Whether it's for work or play, it's a good idea to protect yourself against this week's sweltering temperatures.

Dennis Kosciw, an AC tech, says, "It's supposed to be up to 105 heat index today. It's pretty rough out here working in the sun."

Dennis Kosciw works on air conditioning systems, so he spends a lot of time outside. When the temperature rises, so does the amount of breaks Kosciw takes. He says he's seen people fall victim to heat illnesses, even when they're not outside.

"I was working in an attic doing air conditioning; we had a man pass out from heat stroke. It got hot."

These people have their own solution to keep cool.

"It's just so muggy. It just adds to the heat index. You can't get refreshed unless you're surrounded by water."

If you must be outside and can't stop for a dip in the Chipola River, experts say you should remember these dos and don'ts.

Beverly Hinson of the Jackson County Health Department, says, "If you can work in the cool hours of the day or the evening, in addition stay out of the sun as much as possible, drink extra fluids, but avoid alcoholic beverages.
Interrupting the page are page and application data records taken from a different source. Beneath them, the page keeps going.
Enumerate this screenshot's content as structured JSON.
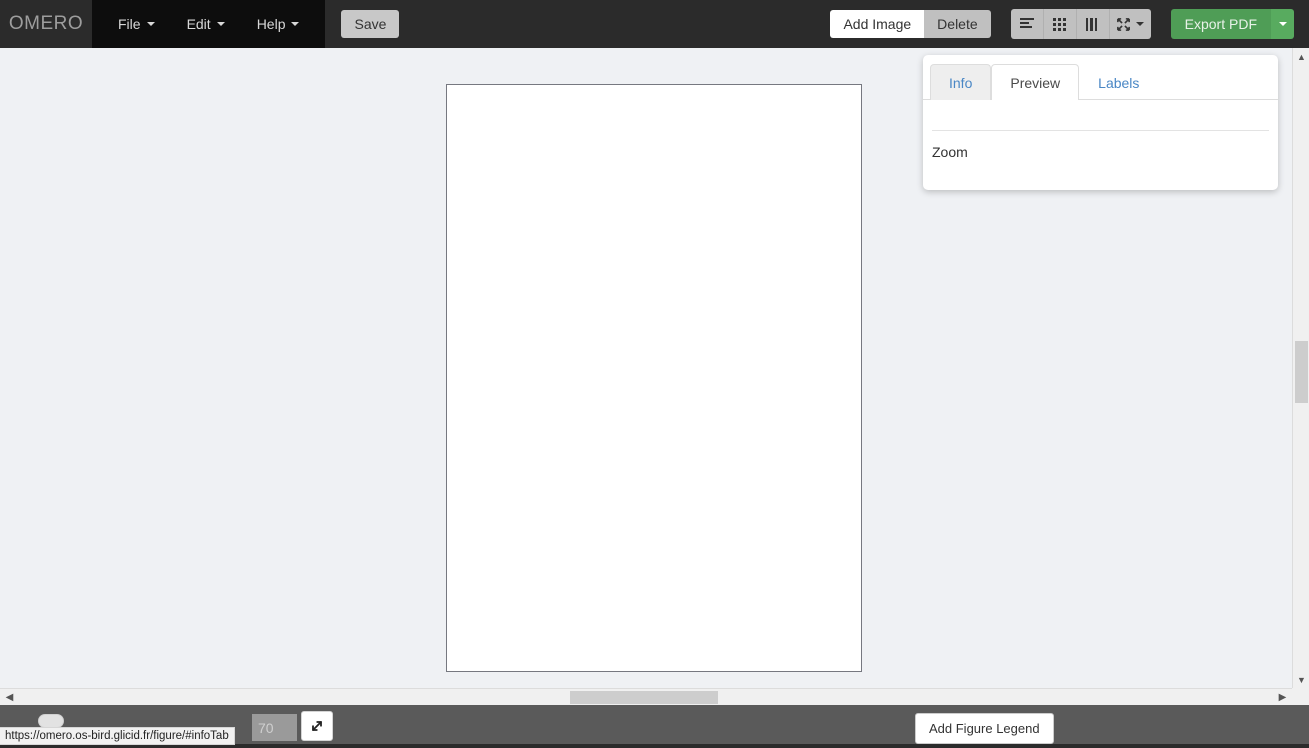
{
  "app": {
    "brand": "OMERO"
  },
  "navbar": {
    "menus": [
      {
        "label": "File",
        "icon": "chevron-down-icon"
      },
      {
        "label": "Edit",
        "icon": "chevron-down-icon"
      },
      {
        "label": "Help",
        "icon": "chevron-down-icon"
      }
    ],
    "save_label": "Save",
    "add_image_label": "Add Image",
    "delete_label": "Delete",
    "view_buttons": [
      {
        "name": "align-left-icon",
        "title": "List view"
      },
      {
        "name": "grid-icon",
        "title": "Grid view"
      },
      {
        "name": "columns-icon",
        "title": "Column view"
      },
      {
        "name": "expand-arrows-icon",
        "title": "Zoom to fit"
      }
    ],
    "export_label": "Export PDF",
    "export_caret_icon": "chevron-down-icon",
    "colors": {
      "navbar_bg": "#2b2b2b",
      "menu_bg": "#0d0d0d",
      "brand_text": "#9d9d9d",
      "export_green": "#4f9d56",
      "export_caret_green": "#58ab5f",
      "button_grey": "#c0c0c0"
    }
  },
  "side_panel": {
    "tabs": [
      {
        "label": "Info",
        "state": "hover"
      },
      {
        "label": "Preview",
        "state": "active"
      },
      {
        "label": "Labels",
        "state": "link"
      }
    ],
    "zoom_label": "Zoom"
  },
  "workspace": {
    "paper": {
      "background": "#ffffff",
      "border_color": "#767880"
    },
    "background": "#eff1f4"
  },
  "scrollbars": {
    "vertical": {
      "up_icon": "chevron-up-icon",
      "down_icon": "chevron-down-icon"
    },
    "horizontal": {
      "left_icon": "chevron-left-icon",
      "right_icon": "chevron-right-icon"
    }
  },
  "bottom_bar": {
    "zoom_value": "70",
    "expand_icon": "expand-diagonal-icon",
    "legend_label": "Add Figure Legend",
    "background": "#5a5a5a"
  },
  "status_bar": {
    "url": "https://omero.os-bird.glicid.fr/figure/#infoTab"
  }
}
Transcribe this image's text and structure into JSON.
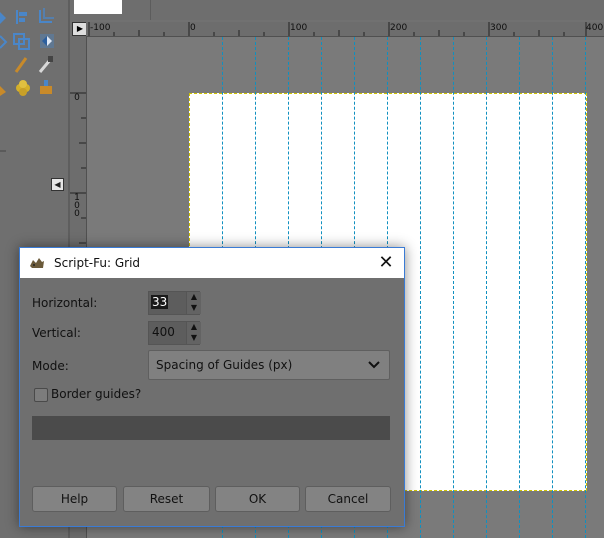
{
  "toolbox": {
    "tools": [
      {
        "name": "move-tool-icon",
        "color": "#4a86c8"
      },
      {
        "name": "align-tool-icon",
        "color": "#4a86c8"
      },
      {
        "name": "crop-tool-icon",
        "color": "#4a86c8"
      },
      {
        "name": "rotate-tool-icon",
        "color": "#4a86c8"
      },
      {
        "name": "scale-tool-icon",
        "color": "#4a86c8"
      },
      {
        "name": "flip-tool-icon",
        "color": "#4a86c8"
      },
      {
        "name": "pencil-tool-icon",
        "color": "#c88a2a"
      },
      {
        "name": "paintbrush-tool-icon",
        "color": "#c88a2a"
      },
      {
        "name": "heal-tool-icon",
        "color": "#d4b02a"
      },
      {
        "name": "clone-tool-icon",
        "color": "#c88a2a"
      }
    ],
    "panel_toggle": "◀"
  },
  "ruler": {
    "corner": "▶",
    "h_labels": [
      "-100",
      "0",
      "100",
      "200",
      "300",
      "400"
    ],
    "v_labels": [
      "0",
      "1\n0\n0"
    ]
  },
  "dialog": {
    "title": "Script-Fu: Grid",
    "close": "✕",
    "horizontal_label": "Horizontal:",
    "horizontal_value": "33",
    "vertical_label": "Vertical:",
    "vertical_value": "400",
    "mode_label": "Mode:",
    "mode_value": "Spacing of Guides (px)",
    "border_guides_label": "Border guides?",
    "border_guides_checked": false,
    "buttons": {
      "help": "Help",
      "reset": "Reset",
      "ok": "OK",
      "cancel": "Cancel"
    }
  },
  "colors": {
    "guide": "#1090c0",
    "selection_border": "#d0c400",
    "accent": "#3a7bd5"
  }
}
Alcohol leads to dehydration."

Dehydration leads to heat injuries, something many first responders say they see a lot this time of year.

Cpt. Nakeya Lovett of Marianna Fire/Rescue says, “During the summer we respond to several people outside working that's become overwhelmed with the heat."

If your body gets overheated some of the injuries you can sustain are heat cramps, heat exhaustion and heat stroke.